Luckily for them, we were inspired this week in the Good Booze kitchen by a recipe for tomato water in the latest issue of Imbibe and by a brand spanking new bottle of Square One Organic Cucumber Vodka. We treated this cocktail in the simplest way possible, much like our Last Gasp of Summer Liqueur — no need for fussiness here. The cucumber essence of the vodka combined with the slight tartness of the tomato water gives you one last tiny blast of summer, and, if you add a few drops of hot sauce (we like our local Uncle Brutha’s varieties), it turns out to be a pretty good way to combat the first head cold of the season. Either way, it’s a win-win, for you and those last desperate tomatoes of the year. Cheers!

Tomato Water Martini

One cup fresh tomatoes, roughly chopped, any variety

Chilled vodka (we like the Square One Cucumber rye vodka)

Kosher salt

Hot sauce (Uncle Brutha’s No. 9 Chile Verde Garlic & Ginger is our fave)

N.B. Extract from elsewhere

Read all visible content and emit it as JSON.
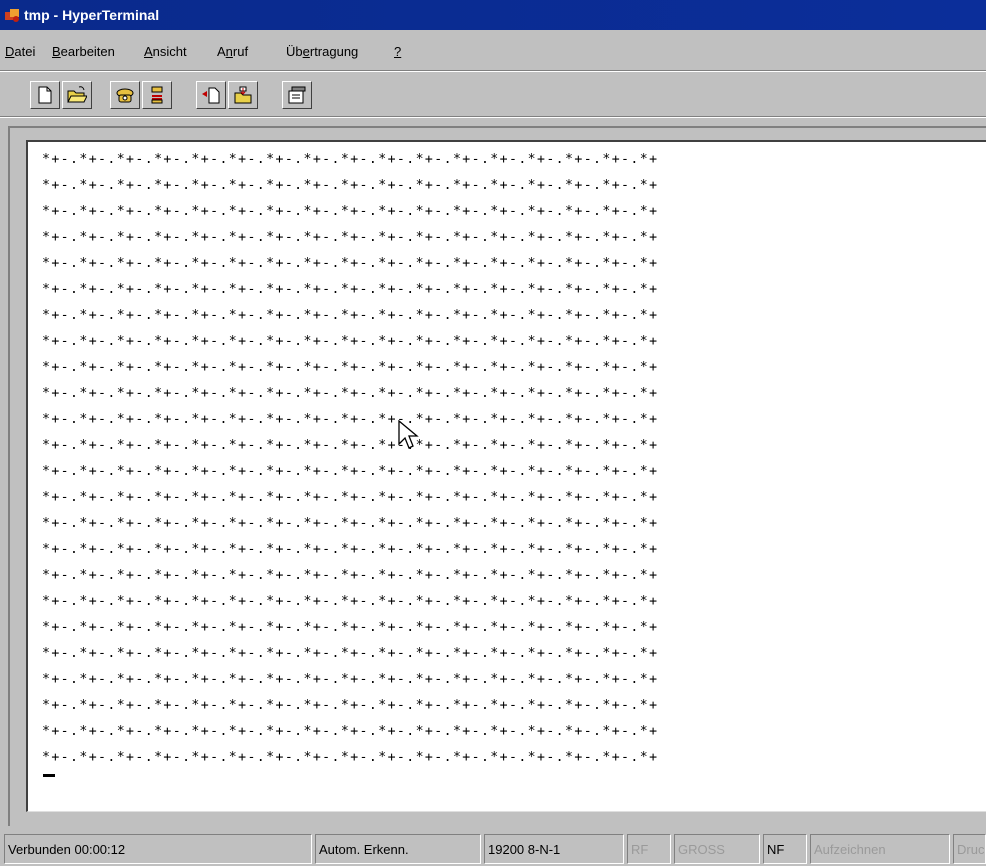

Kalamata olives for garnish (optional, of course)

Let the tomatoes sit at room temperature for a couple of hours. Wrap them in cheesecloth and squeeze them tightly to extract the juice, or press them through a fine-mesh sieve. Strain them again to remove any errant seeds or pulp. Pour two ounces of the tomato water and two ounces of vodka into a cocktail shaker with ice and shake vigorously. Strain into a chilled martini glass, then sprinkle a pinch of Kosher salt over the top, add a few dashes of hot sauce, and garnish with Kalamata olives. Enjoy!